Barbara Amiel’s story “The Decent Fix for Aboriginal Rights”, Maclean’s, February 1st, 2013, discusses the need for justice among the Aboriginal peoples of Canada. Amiel states, “aboriginal peoples of Canada deserve justice – and in their lifetime. We’ve had nearly 300 years of wrangling over land title and Aboriginal rights. Only the federal government can end this, not the courts.” This article outlines a dire need for negotiations between Canadian leaders and the Aboriginal peoples of Canada as well as a sense of closure from the aftermath of colonialism. For example lump sum payments that put an end to all land claims, or payments over time in cash and services, or a mix of both, including royalties on mineral and energy resources.

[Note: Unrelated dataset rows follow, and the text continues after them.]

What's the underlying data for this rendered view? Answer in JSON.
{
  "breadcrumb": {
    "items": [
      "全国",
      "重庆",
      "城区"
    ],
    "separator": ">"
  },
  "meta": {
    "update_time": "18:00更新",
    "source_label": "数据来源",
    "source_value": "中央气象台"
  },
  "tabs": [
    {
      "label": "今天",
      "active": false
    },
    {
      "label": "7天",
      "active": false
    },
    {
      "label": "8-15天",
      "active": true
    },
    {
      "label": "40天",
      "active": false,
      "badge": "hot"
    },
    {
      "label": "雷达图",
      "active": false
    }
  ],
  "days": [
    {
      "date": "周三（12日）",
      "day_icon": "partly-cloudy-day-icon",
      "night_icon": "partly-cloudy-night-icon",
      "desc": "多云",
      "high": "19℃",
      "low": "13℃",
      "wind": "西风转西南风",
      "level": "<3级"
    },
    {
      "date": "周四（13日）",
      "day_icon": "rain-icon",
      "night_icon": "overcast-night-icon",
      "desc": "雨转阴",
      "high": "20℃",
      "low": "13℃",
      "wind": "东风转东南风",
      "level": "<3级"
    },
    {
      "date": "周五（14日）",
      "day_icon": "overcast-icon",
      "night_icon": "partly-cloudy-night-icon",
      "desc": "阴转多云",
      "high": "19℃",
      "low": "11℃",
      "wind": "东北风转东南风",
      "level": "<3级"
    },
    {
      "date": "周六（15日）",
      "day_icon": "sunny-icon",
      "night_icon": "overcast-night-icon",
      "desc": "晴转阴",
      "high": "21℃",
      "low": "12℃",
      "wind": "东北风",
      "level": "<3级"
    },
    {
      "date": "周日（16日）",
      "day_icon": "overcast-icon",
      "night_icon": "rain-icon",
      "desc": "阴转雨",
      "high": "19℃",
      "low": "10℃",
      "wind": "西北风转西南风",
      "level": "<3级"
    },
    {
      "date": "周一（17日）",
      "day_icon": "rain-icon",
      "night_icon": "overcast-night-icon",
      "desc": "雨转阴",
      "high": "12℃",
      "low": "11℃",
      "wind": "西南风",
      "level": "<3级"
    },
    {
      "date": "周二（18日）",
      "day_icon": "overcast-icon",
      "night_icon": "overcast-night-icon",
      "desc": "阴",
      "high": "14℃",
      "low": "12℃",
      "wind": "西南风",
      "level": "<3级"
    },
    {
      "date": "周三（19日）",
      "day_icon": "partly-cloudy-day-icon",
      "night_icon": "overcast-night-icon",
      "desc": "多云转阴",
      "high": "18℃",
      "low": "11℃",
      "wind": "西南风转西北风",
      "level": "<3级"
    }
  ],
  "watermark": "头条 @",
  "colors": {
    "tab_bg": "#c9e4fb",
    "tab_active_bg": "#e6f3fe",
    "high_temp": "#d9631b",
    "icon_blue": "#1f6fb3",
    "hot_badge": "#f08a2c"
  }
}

I agree with the fact that there needs to be some sort of change put in motion, however I am not sure how one would calculate and justify a total of the amount expected to repair nearly three centuries of unfulfilled treaty agreements, broken promises, as well as spiritual, physical and emotional abuse and neglect all stemming from colonialism. Throughout history, massacring native populations seemed the preferred solution and Canadian hands are not clean. Amiel goes as far as to say:
“…we preferred to let our natives starve or die of European diseases. We offered land and script in return for peace, homesteading, help against the French and the United States. We created reservations to preserve the hunting-and-gathering society. We also removed children from their families and put them in schools where they were forced to speak a language that was not their own and were probably abused in large numbers. We defined who was and was not an Indian and structured payments based on our definitions. We made laws concerning if and where Indians could drink. We did all sorts of things that if done to us we’d be outraged.”
Amiel’s description above provides us with insight into the actions that were done to a large group of individuals that stood in the way of a major colonial power. The British thought they were creating order and stability, but instead set that nation on a path of strategic racism and socio-political unrest with each successive generation while simultaneously continuing to use a large sum of money to make up for it. It is time the federal government takes initiative to raise awareness, increase funding for on reserve education, healthcare, counseling services and employment opportunities. It is time to repair the relationship and help strengthen the ties between Aboriginal and non-Aboriginal communities. It is time the government realized that in their attempts to assimilate and acculturate the First Nations peoples of Canada, they forced them into generations of pain, trauma and sorrow and it is time they put forth the effort necessary to help the First Nations communities heal, thrive and achieve success in all aspects of their lives so that they may finally be an accepted part of Canada.